* [How to complete this task]: Whenever a line in the entries below contains "nhánh", copy that line.

* [Records for this exercise]:
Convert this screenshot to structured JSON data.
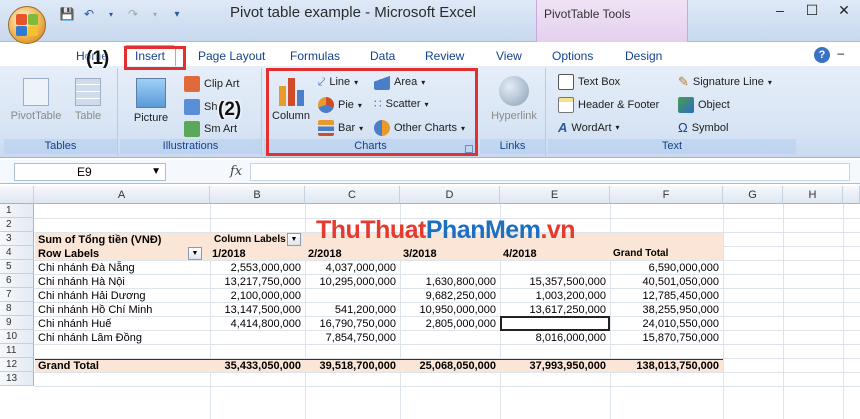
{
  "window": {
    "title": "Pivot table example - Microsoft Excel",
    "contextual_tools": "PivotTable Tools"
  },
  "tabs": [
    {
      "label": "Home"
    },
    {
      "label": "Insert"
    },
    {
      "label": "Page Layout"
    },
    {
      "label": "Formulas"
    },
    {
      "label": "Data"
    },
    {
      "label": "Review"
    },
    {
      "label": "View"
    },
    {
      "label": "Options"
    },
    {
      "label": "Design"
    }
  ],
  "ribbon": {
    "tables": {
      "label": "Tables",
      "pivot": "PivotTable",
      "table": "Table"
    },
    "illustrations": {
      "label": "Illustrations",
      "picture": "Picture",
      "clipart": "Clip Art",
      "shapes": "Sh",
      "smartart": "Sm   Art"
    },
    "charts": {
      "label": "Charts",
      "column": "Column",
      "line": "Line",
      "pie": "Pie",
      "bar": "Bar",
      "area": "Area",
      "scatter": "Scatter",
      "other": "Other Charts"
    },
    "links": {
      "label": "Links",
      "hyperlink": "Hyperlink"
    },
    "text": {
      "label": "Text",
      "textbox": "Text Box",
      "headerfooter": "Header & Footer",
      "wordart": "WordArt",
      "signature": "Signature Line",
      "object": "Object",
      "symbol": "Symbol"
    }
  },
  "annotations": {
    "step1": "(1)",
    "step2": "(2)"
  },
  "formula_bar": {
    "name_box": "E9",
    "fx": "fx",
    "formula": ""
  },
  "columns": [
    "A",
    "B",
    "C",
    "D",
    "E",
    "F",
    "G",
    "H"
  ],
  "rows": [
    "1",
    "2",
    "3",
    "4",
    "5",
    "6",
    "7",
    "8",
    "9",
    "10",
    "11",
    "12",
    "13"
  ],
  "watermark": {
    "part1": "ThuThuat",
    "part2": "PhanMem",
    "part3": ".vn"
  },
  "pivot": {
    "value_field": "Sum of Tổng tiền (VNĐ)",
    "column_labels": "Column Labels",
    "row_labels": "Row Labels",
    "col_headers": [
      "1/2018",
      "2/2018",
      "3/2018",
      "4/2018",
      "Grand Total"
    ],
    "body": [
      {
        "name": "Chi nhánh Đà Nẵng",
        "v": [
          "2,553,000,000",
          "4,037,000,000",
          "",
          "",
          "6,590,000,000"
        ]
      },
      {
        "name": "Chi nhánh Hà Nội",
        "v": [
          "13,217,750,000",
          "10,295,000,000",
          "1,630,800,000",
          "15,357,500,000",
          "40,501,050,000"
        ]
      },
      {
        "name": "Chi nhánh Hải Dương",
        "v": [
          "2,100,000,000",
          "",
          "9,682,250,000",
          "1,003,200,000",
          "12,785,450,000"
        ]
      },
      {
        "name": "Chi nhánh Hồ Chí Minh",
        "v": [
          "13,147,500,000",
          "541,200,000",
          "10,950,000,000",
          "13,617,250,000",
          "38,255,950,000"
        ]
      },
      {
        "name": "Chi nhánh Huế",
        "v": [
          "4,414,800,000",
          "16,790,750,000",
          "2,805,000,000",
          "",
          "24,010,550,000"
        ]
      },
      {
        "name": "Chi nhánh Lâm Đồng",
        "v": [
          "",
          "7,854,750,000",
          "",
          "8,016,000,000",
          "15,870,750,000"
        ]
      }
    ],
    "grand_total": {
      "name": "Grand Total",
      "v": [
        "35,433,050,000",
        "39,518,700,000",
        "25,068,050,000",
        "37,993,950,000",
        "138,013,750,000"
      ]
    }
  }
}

* [Written response]:
        "name": "Chi nhánh Đà Nẵng",
        "name": "Chi nhánh Hà Nội",
        "name": "Chi nhánh Hải Dương",
        "name": "Chi nhánh Hồ Chí Minh",
        "name": "Chi nhánh Huế",
        "name": "Chi nhánh Lâm Đồng",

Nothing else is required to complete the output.